Interface dataset entries:
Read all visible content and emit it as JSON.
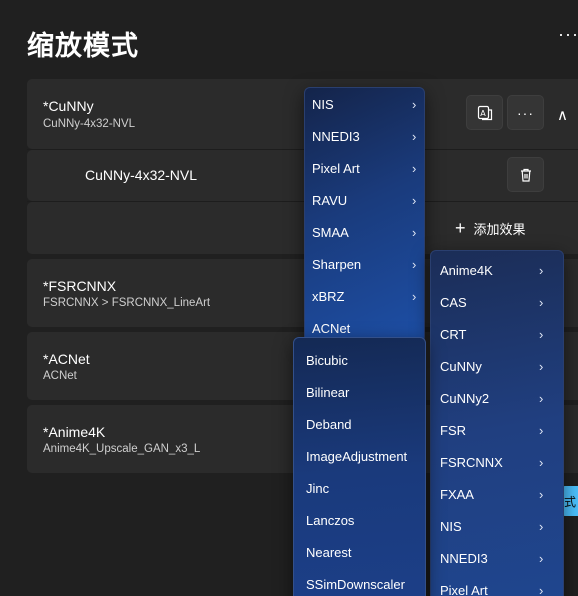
{
  "page": {
    "title": "缩放模式",
    "more_label": "···"
  },
  "cards": [
    {
      "title": "*CuNNy",
      "subtitle": "CuNNy-4x32-NVL"
    },
    {
      "title": "*FSRCNNX",
      "subtitle": "FSRCNNX > FSRCNNX_LineArt"
    },
    {
      "title": "*ACNet",
      "subtitle": "ACNet"
    },
    {
      "title": "*Anime4K",
      "subtitle": "Anime4K_Upscale_GAN_x3_L"
    }
  ],
  "expanded": {
    "effect_label": "CuNNy-4x32-NVL",
    "add_effect_label": "添加效果",
    "more_label": "···",
    "collapse_label": "∧"
  },
  "menu_a": [
    {
      "label": "NIS",
      "arrow": "›"
    },
    {
      "label": "NNEDI3",
      "arrow": "›"
    },
    {
      "label": "Pixel Art",
      "arrow": "›"
    },
    {
      "label": "RAVU",
      "arrow": "›"
    },
    {
      "label": "SMAA",
      "arrow": "›"
    },
    {
      "label": "Sharpen",
      "arrow": "›"
    },
    {
      "label": "xBRZ",
      "arrow": "›"
    },
    {
      "label": "ACNet",
      "arrow": ""
    }
  ],
  "menu_b": [
    {
      "label": "Bicubic"
    },
    {
      "label": "Bilinear"
    },
    {
      "label": "Deband"
    },
    {
      "label": "ImageAdjustment"
    },
    {
      "label": "Jinc"
    },
    {
      "label": "Lanczos"
    },
    {
      "label": "Nearest"
    },
    {
      "label": "SSimDownscaler"
    }
  ],
  "menu_c": [
    {
      "label": "Anime4K",
      "arrow": "›"
    },
    {
      "label": "CAS",
      "arrow": "›"
    },
    {
      "label": "CRT",
      "arrow": "›"
    },
    {
      "label": "CuNNy",
      "arrow": "›"
    },
    {
      "label": "CuNNy2",
      "arrow": "›"
    },
    {
      "label": "FSR",
      "arrow": "›"
    },
    {
      "label": "FSRCNNX",
      "arrow": "›"
    },
    {
      "label": "FXAA",
      "arrow": "›"
    },
    {
      "label": "NIS",
      "arrow": "›"
    },
    {
      "label": "NNEDI3",
      "arrow": "›"
    },
    {
      "label": "Pixel Art",
      "arrow": "›"
    }
  ],
  "partial": {
    "edge_text": "式"
  },
  "colors": {
    "accent": "#4cc2ff",
    "menu_blue": "#1d4fa6",
    "card_bg": "#2b2b2b",
    "page_bg": "#202020"
  }
}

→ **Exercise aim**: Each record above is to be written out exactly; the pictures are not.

→ **Exercise answer**:
Read all visible content and emit it as JSON.
{
  "page": {
    "title": "缩放模式",
    "more_label": "···"
  },
  "cards": [
    {
      "title": "*CuNNy",
      "subtitle": "CuNNy-4x32-NVL"
    },
    {
      "title": "*FSRCNNX",
      "subtitle": "FSRCNNX > FSRCNNX_LineArt"
    },
    {
      "title": "*ACNet",
      "subtitle": "ACNet"
    },
    {
      "title": "*Anime4K",
      "subtitle": "Anime4K_Upscale_GAN_x3_L"
    }
  ],
  "expanded": {
    "effect_label": "CuNNy-4x32-NVL",
    "add_effect_label": "添加效果",
    "more_label": "···",
    "collapse_label": "∧"
  },
  "menu_a": [
    {
      "label": "NIS",
      "arrow": "›"
    },
    {
      "label": "NNEDI3",
      "arrow": "›"
    },
    {
      "label": "Pixel Art",
      "arrow": "›"
    },
    {
      "label": "RAVU",
      "arrow": "›"
    },
    {
      "label": "SMAA",
      "arrow": "›"
    },
    {
      "label": "Sharpen",
      "arrow": "›"
    },
    {
      "label": "xBRZ",
      "arrow": "›"
    },
    {
      "label": "ACNet",
      "arrow": ""
    }
  ],
  "menu_b": [
    {
      "label": "Bicubic"
    },
    {
      "label": "Bilinear"
    },
    {
      "label": "Deband"
    },
    {
      "label": "ImageAdjustment"
    },
    {
      "label": "Jinc"
    },
    {
      "label": "Lanczos"
    },
    {
      "label": "Nearest"
    },
    {
      "label": "SSimDownscaler"
    }
  ],
  "menu_c": [
    {
      "label": "Anime4K",
      "arrow": "›"
    },
    {
      "label": "CAS",
      "arrow": "›"
    },
    {
      "label": "CRT",
      "arrow": "›"
    },
    {
      "label": "CuNNy",
      "arrow": "›"
    },
    {
      "label": "CuNNy2",
      "arrow": "›"
    },
    {
      "label": "FSR",
      "arrow": "›"
    },
    {
      "label": "FSRCNNX",
      "arrow": "›"
    },
    {
      "label": "FXAA",
      "arrow": "›"
    },
    {
      "label": "NIS",
      "arrow": "›"
    },
    {
      "label": "NNEDI3",
      "arrow": "›"
    },
    {
      "label": "Pixel Art",
      "arrow": "›"
    }
  ],
  "partial": {
    "edge_text": "式"
  },
  "colors": {
    "accent": "#4cc2ff",
    "menu_blue": "#1d4fa6",
    "card_bg": "#2b2b2b",
    "page_bg": "#202020"
  }
}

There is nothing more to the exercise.